In the proposed rule, CMS suggests adopting three categories: imposition of Civil Money Penalties (CMPs); low star ratings scores, and the failure to maintain a fiscally sound operation. If finalized, they propose to add these three items to their already codified authority. (They state they “decline to consider” an application from an organization still covered by the 2-year prohibition period they agreed to as part of a mutual termination agreement entered into CMS, though the 2021 MA application still includes a waiver request an applicant may complete.)
What would this finalized provision mean for a beneficiary? Medicare beneficiaries should arguably not feel the impact of this change should it be finalized as written. CMS may be narrowing down the categories but the spirit of the past performance review remains the same. As a former colleague once told me about plan expansions, “if you don’t treat your current members right, you do not deserve to grow.” The agency has talked about the importance of beneficiary choice in conferences, and this change, in theory, should only eliminate the possibility of a beneficiary choosing a plan that still needs to get its house in order.
What would this finalized provision mean for a plan? New applicants and existing contract-holders take note: application reviewers are looking at corporate structure and ownership. They ask if any covered person (defined in regulations) served as a covered person for an entity that non-renewed or terminated within the past 2 years. They request organizational charts of the legal entity’s parent organization, affiliates, subsidiaries, and related entities. This is not anticipated to change, and past performance will be applied to applicants that have ties to plans with performance issues.

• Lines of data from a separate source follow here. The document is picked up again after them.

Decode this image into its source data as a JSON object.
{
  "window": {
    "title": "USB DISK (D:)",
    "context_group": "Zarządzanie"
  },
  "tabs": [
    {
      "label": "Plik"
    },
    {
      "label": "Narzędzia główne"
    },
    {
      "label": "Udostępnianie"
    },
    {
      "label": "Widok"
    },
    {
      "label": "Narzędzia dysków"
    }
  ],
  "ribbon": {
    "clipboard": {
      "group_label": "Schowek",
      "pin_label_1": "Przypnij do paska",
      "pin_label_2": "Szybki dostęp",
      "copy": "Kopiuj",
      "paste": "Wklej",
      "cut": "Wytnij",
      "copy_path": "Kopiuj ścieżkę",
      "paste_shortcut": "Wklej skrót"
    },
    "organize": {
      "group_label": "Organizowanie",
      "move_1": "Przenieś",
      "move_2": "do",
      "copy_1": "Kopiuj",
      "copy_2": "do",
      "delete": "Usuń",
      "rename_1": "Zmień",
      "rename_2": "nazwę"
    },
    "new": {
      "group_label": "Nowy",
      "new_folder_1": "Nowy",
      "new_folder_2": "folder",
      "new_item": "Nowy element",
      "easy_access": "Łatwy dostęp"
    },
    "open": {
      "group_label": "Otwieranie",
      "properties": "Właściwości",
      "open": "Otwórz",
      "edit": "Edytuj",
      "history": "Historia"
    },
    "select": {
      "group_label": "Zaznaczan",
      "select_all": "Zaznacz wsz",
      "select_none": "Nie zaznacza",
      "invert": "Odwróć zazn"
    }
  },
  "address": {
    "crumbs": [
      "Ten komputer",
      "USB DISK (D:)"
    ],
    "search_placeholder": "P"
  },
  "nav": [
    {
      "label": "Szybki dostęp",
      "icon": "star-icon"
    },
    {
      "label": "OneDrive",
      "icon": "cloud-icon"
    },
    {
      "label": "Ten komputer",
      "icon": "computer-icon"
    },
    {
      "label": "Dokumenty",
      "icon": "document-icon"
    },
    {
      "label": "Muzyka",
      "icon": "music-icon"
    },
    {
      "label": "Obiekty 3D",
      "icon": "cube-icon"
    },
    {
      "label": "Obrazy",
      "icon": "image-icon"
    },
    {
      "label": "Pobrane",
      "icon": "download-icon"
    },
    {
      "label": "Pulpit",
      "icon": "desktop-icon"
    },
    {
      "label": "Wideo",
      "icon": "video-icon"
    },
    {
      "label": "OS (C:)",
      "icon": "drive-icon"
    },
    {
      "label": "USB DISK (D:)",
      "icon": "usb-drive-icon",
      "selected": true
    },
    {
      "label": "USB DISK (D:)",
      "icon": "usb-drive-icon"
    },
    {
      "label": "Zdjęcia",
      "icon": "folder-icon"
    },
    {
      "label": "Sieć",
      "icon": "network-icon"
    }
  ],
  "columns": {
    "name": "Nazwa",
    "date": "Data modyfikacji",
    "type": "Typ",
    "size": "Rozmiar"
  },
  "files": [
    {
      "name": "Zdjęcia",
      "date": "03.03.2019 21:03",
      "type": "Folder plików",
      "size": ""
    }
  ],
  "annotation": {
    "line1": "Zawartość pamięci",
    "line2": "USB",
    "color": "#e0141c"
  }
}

If finalized with no modifications, I still expect sub-regulatory guidance to be published to provide the industry clarification on whose past performance may be evaluated as part of the application review. Current guidance makes it clear the agency is not intending to be punitive in this process, allowing legal entities with good performance to continue to expand even if the parent organization holds another poor performing contract.